Keywords BiCMOS technology, CMOS technology, analogue/digital systems
Start Date: 01-DEC-88 / Duration: 43 months
[ contact / participants ]
The CANDI project aimed to develop the main technologies and implementation techniques needed for the fabrication of complete analogue/digital systems on silicon, exploiting the specific advantages of both bipolar (high-speed components, high driving capability and high-precision analogue circuitry) and CMOS (high integration density and low power consumption) transistors. The final objective was the full integration of technology, design and CAD tools in the fabrication of prototype system components for major fields of application such as consumer electronics and telecommunications.
In its first phase, the project led to the development of a common 1.2 micron technology starting from a 1.2 micron CMOS process, with five additional mask levels for the incorporation of the bipolar part. The process is characterised by good analogue features (breakdown voltage >14 V, early voltage >50 and -30 V in npn and pnp respectively), by a maximum transit frequency f[t] >8 GHz for the npn, and by f[t] >2.5 GHz for the vertical pnp. The transfer to production has started at ST and TEG.
Work was carried out in the area of CAD tools. In particular, DOSIS and Dortmund University, in collaboration with ST, have developed a layout cross-compilation system that is used to translate layouts of cells, subcircuits or entire circuits implemented in a given technology into layouts of a different version of the same technology. This includes the possibility of converting layouts from a pure CMOS technology into the CMOS part of a BiCMOS technology. Geometrical and electrical relations between the two different technologies are taken into consideration in the translation.
All partners, associated partners and subcontractors have also contributed cells and modules to the common library. The final 1.2 micron databook consists of over 100 cells divided into four main parts: analogue standard cells, digital standard cells, converters, and analogue and digital cells for mixed arrays. For each cell four levels of description and documentation are provided: functional block diagram and description, electrical characteristics, circuit schematics, and layout. A specific cell library database has been developed, containing all relevant data, which can be distributed on VAX computers.

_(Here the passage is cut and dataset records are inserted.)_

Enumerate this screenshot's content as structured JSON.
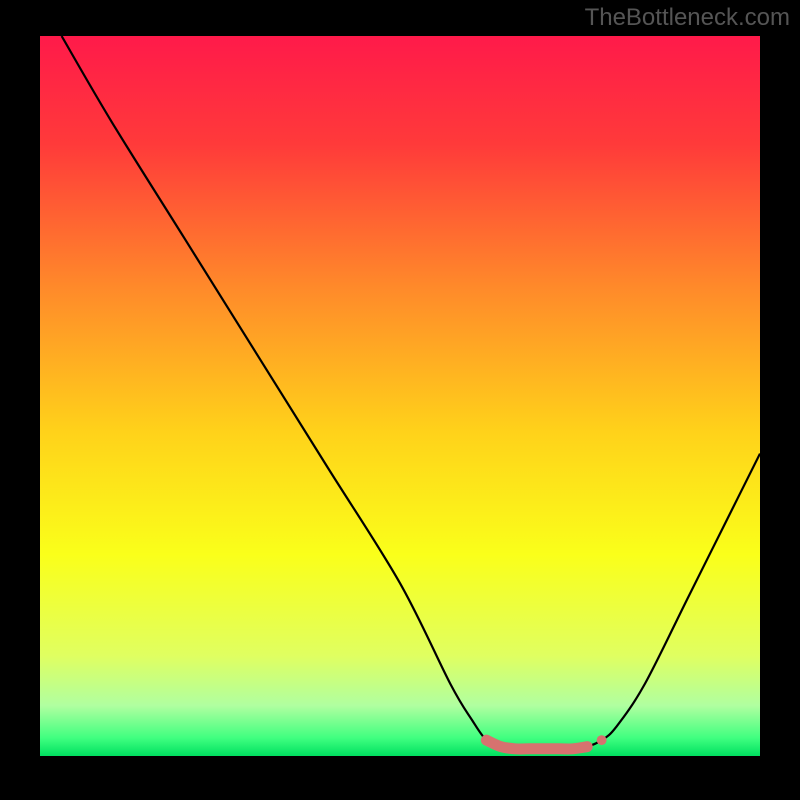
{
  "watermark": "TheBottleneck.com",
  "chart_data": {
    "type": "line",
    "title": "",
    "xlabel": "",
    "ylabel": "",
    "xlim": [
      0,
      100
    ],
    "ylim": [
      0,
      100
    ],
    "background_gradient": {
      "stops": [
        {
          "offset": 0.0,
          "color": "#ff1a4a"
        },
        {
          "offset": 0.15,
          "color": "#ff3a3a"
        },
        {
          "offset": 0.35,
          "color": "#ff8a2a"
        },
        {
          "offset": 0.55,
          "color": "#ffd21a"
        },
        {
          "offset": 0.72,
          "color": "#faff1a"
        },
        {
          "offset": 0.86,
          "color": "#e0ff60"
        },
        {
          "offset": 0.93,
          "color": "#b0ffa0"
        },
        {
          "offset": 0.975,
          "color": "#40ff80"
        },
        {
          "offset": 1.0,
          "color": "#00e060"
        }
      ]
    },
    "series": [
      {
        "name": "bottleneck-curve",
        "color": "#000000",
        "width": 2.2,
        "points": [
          {
            "x": 3,
            "y": 100
          },
          {
            "x": 10,
            "y": 88
          },
          {
            "x": 20,
            "y": 72
          },
          {
            "x": 30,
            "y": 56
          },
          {
            "x": 40,
            "y": 40
          },
          {
            "x": 50,
            "y": 24
          },
          {
            "x": 57,
            "y": 10
          },
          {
            "x": 60,
            "y": 5
          },
          {
            "x": 62,
            "y": 2.2
          },
          {
            "x": 64,
            "y": 1.3
          },
          {
            "x": 66,
            "y": 1.0
          },
          {
            "x": 70,
            "y": 1.0
          },
          {
            "x": 74,
            "y": 1.0
          },
          {
            "x": 76,
            "y": 1.3
          },
          {
            "x": 78,
            "y": 2.2
          },
          {
            "x": 80,
            "y": 4
          },
          {
            "x": 84,
            "y": 10
          },
          {
            "x": 90,
            "y": 22
          },
          {
            "x": 95,
            "y": 32
          },
          {
            "x": 100,
            "y": 42
          }
        ]
      }
    ],
    "highlight_band": {
      "color": "#d6726f",
      "radius": 5.5,
      "points": [
        {
          "x": 62,
          "y": 2.2
        },
        {
          "x": 64,
          "y": 1.3
        },
        {
          "x": 66,
          "y": 1.0
        },
        {
          "x": 68,
          "y": 1.0
        },
        {
          "x": 70,
          "y": 1.0
        },
        {
          "x": 72,
          "y": 1.0
        },
        {
          "x": 74,
          "y": 1.0
        },
        {
          "x": 76,
          "y": 1.3
        }
      ],
      "end_dot": {
        "x": 78,
        "y": 2.2
      }
    }
  }
}
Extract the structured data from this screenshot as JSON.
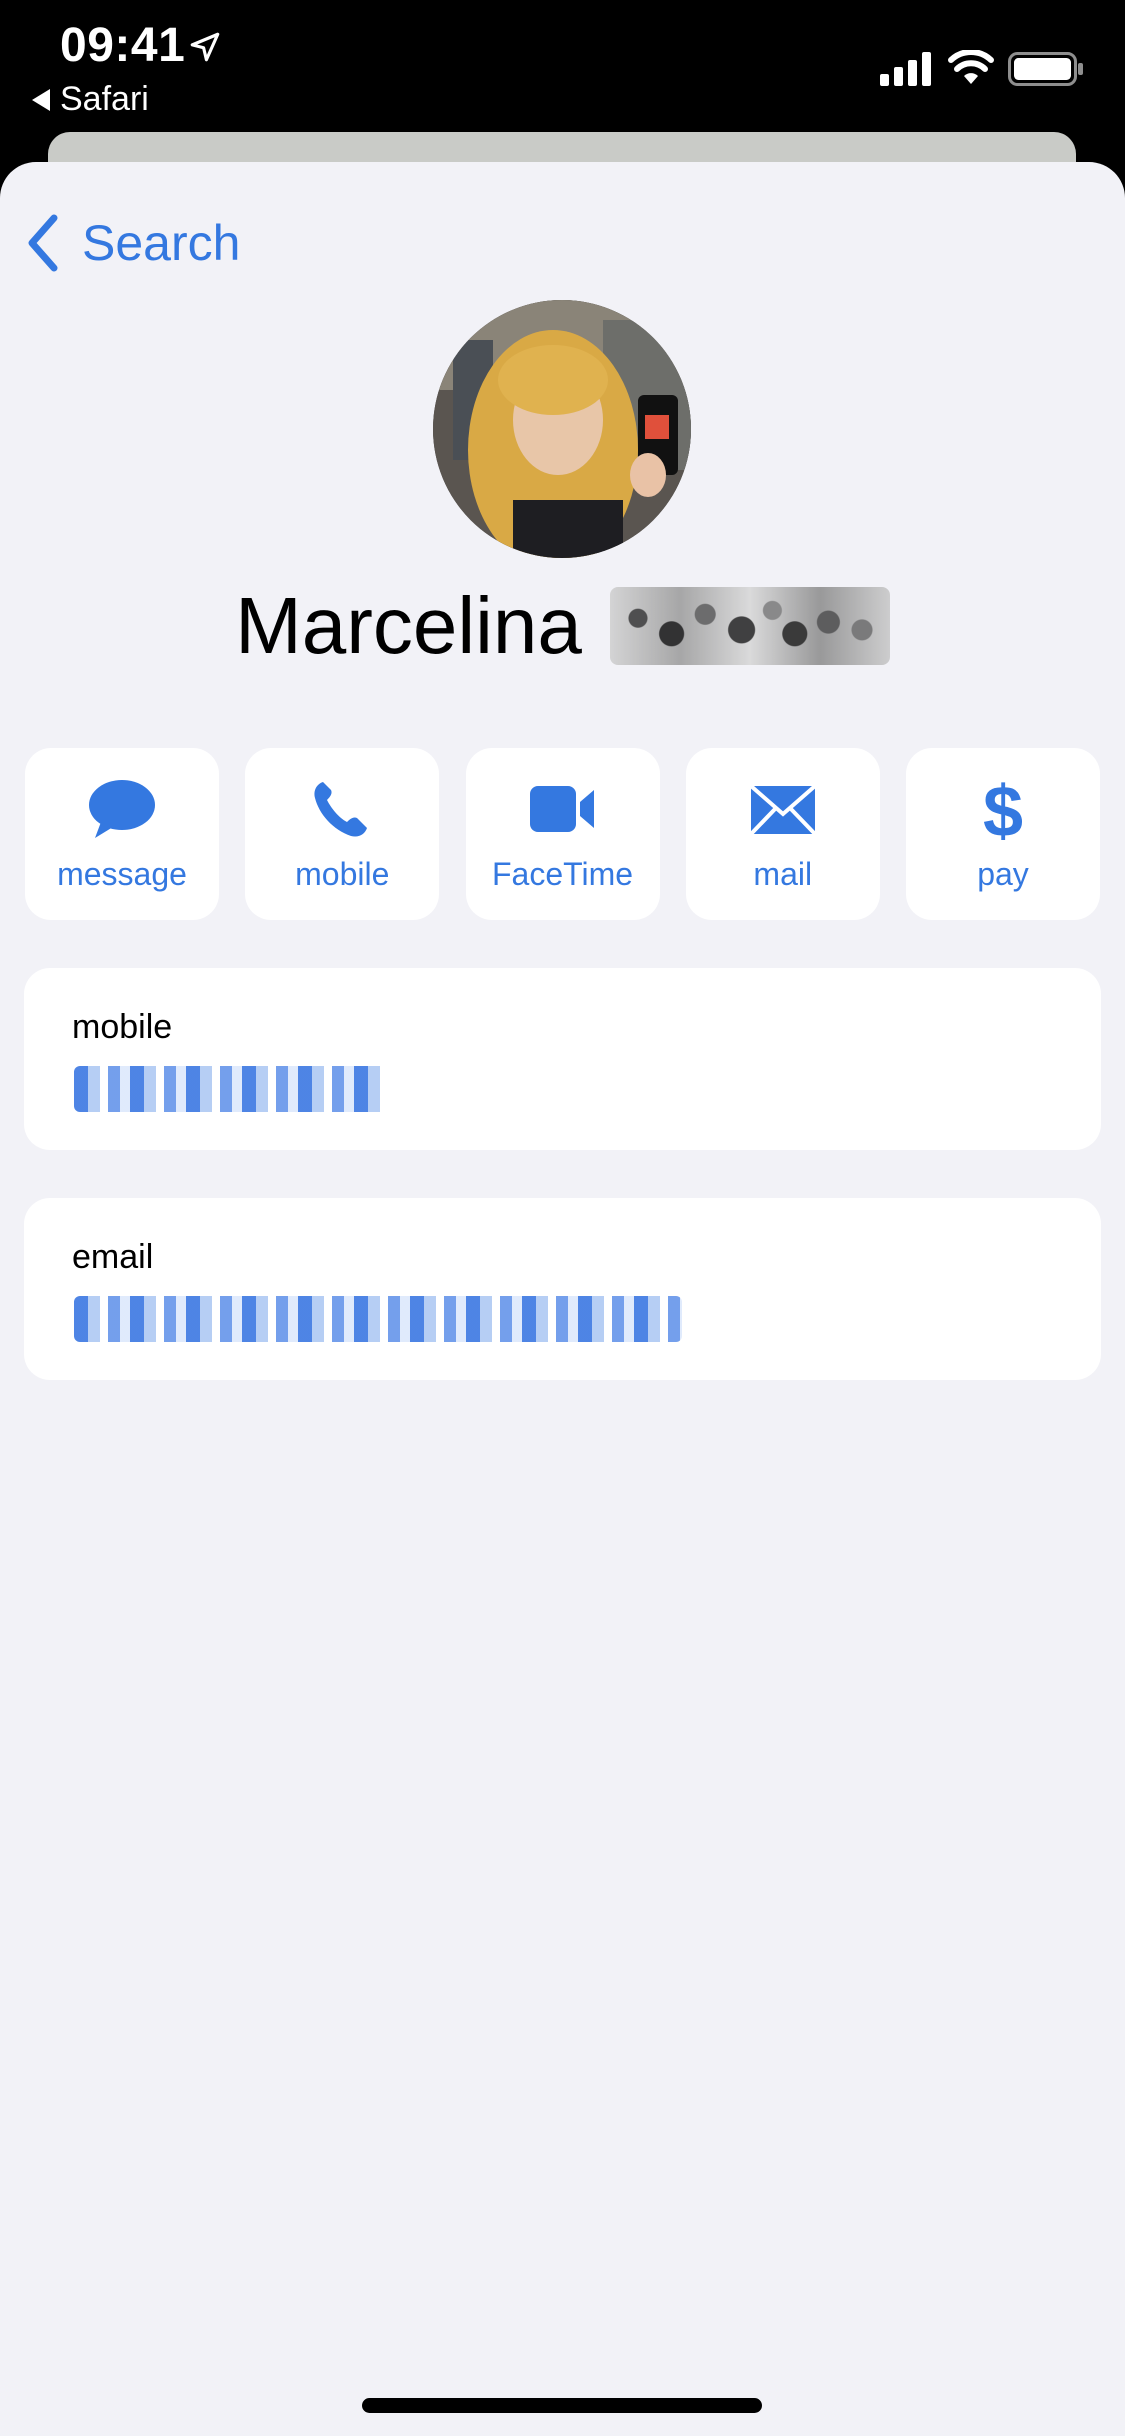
{
  "status_bar": {
    "time": "09:41",
    "back_app": "Safari",
    "icons": [
      "location-arrow-icon",
      "cellular-signal-icon",
      "wifi-icon",
      "battery-icon"
    ]
  },
  "nav": {
    "back_label": "Search",
    "back_icon": "chevron-left-icon"
  },
  "contact": {
    "first_name": "Marcelina",
    "last_name_redacted": true
  },
  "actions": [
    {
      "label": "message",
      "icon": "message-bubble-icon"
    },
    {
      "label": "mobile",
      "icon": "phone-icon"
    },
    {
      "label": "FaceTime",
      "icon": "video-camera-icon"
    },
    {
      "label": "mail",
      "icon": "envelope-icon"
    },
    {
      "label": "pay",
      "icon": "dollar-icon"
    }
  ],
  "fields": [
    {
      "label": "mobile",
      "value_redacted": true
    },
    {
      "label": "email",
      "value_redacted": true
    }
  ],
  "colors": {
    "accent": "#3478e0",
    "background": "#f2f2f7",
    "card": "#ffffff"
  }
}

The manufacturability of the process and the design capabilities have been proven through the fabrication of three demonstrators, selected in collaboration with the product divisions:
The second phase of the project led to the development of a 0.8 micron process generation as well as to design techniques that will enable the realisation of highly complex high-performance circuits.
Two technologies were developed, covering complementary market segments. ST has developed a high-speed version with 5 V supply voltage for both CMOS and bipolar, suitable for ASIC, telecommunication and HDTV applications. TEG has developed a technology with high-performance analogue capabilities. The supply voltage is 5 V for CMOS and 9 V for bipolar. This technology addresses radio mobile, automotive, consumer electronic and telecommunication applications. Both technologies are being validated through the realisation of three representative products:
These designs are now being debugged, and the developed technology is being implemented at both manufacturing sites.
Both technology generations are available at the industrial sites for use by customers outside the consortium.
Mr Marcel Roche
SGS-THOMSON MICROELECTRONICS SA
Avenue des Martyrs 17
F - 38019 GRENOBLE CEDEX
tel: + 33/ 76-58 50 00
fax: + 33/ 76-88 51 83
SGS-THOMSON MICROELECTRONICS SA - F - C
TELEFUNKEN ELECTRONIK GMBH - D - P
FRAUNHOFER-IMSS - D - S
AEG OLYMPIA AG - D - A
PLESSEY COMPANY PLC - UK - A
ELECTRONIQUE DE RENNES - F - A
ALCATEL STANDARD ELECTRICA SA - E - A
CANDI - 2268, December 1993
please address enquiries to the ESPRIT Information Desk
html version of synopsis by Nick Cook